▸ WORK TO COMPLETE
Copy out lines with the word "随着h逐渐变大" from the material that follows.

▸ RECORDS TO USE
┌──
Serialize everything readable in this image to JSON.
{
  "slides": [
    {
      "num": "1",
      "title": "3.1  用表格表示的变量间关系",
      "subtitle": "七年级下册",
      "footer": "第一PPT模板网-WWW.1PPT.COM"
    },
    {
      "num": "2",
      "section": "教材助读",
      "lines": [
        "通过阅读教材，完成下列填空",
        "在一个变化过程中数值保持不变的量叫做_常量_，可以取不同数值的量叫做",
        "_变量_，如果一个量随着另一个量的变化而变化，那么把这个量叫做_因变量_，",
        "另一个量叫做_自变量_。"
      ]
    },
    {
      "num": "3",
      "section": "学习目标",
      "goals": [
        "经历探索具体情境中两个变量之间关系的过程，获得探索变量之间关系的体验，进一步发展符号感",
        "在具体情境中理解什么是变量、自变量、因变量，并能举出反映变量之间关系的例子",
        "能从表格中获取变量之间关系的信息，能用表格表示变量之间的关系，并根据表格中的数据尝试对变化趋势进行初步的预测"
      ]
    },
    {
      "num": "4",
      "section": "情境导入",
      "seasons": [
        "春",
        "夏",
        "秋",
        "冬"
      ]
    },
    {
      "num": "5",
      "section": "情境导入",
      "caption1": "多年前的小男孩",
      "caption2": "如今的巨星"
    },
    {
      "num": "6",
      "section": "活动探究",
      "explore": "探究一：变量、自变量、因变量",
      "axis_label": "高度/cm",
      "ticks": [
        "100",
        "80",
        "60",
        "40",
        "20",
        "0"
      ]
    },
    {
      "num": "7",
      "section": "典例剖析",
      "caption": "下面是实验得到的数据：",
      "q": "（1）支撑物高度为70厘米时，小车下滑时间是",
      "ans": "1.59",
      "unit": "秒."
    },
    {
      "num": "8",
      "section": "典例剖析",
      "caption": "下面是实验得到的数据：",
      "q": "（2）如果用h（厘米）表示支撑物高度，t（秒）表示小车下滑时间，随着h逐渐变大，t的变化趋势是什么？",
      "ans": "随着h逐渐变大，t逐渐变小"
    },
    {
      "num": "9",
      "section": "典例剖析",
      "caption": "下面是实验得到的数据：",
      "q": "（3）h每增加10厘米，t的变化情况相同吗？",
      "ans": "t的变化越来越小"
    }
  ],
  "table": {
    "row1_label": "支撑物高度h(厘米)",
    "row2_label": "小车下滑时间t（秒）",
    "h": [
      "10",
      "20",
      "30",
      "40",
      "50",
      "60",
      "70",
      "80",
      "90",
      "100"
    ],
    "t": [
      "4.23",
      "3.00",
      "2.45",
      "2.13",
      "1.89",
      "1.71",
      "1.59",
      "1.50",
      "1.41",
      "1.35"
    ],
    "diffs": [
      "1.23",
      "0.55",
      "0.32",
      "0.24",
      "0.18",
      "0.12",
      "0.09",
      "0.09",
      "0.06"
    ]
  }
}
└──
▸ OUTPUT OF THE EXERCISE
      "q": "（2）如果用h（厘米）表示支撑物高度，t（秒）表示小车下滑时间，随着h逐渐变大，t的变化趋势是什么？",
      "ans": "随着h逐渐变大，t逐渐变小"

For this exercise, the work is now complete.